(DIRECTIONS) Look through the listing below for the word "this" and copy every line where it occurs.

(RECORDS PROVIDED)

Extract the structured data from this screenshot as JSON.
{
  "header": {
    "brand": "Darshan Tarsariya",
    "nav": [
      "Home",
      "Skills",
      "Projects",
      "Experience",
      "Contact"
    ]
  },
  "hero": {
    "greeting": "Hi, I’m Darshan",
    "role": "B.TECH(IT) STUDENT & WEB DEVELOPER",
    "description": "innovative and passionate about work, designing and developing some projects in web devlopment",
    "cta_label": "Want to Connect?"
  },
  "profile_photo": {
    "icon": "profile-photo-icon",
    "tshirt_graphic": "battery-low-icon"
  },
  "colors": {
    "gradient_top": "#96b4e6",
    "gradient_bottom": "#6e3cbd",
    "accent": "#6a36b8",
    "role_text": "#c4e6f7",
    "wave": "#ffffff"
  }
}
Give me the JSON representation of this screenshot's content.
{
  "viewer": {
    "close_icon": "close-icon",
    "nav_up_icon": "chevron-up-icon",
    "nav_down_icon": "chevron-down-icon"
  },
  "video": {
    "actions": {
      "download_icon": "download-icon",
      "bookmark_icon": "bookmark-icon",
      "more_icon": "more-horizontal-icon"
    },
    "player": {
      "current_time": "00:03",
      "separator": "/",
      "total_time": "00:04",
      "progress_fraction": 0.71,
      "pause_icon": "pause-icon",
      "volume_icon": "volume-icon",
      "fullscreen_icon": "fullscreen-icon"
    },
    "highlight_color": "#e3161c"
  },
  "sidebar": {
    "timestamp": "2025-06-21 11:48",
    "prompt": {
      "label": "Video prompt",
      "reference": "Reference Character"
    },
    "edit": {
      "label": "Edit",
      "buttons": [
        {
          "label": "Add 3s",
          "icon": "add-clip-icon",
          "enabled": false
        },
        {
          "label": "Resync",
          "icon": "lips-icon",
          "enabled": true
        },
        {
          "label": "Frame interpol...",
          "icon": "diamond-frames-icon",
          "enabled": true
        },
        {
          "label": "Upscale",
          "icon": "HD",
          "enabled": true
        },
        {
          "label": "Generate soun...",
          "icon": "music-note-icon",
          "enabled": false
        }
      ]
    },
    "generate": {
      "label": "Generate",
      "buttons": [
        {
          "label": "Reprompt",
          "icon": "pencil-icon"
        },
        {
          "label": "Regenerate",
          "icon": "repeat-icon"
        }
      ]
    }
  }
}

(FINAL ANSWER)
Extract the structured data from this screenshot as JSON.
Give me the JSON representation of this screenshot's content.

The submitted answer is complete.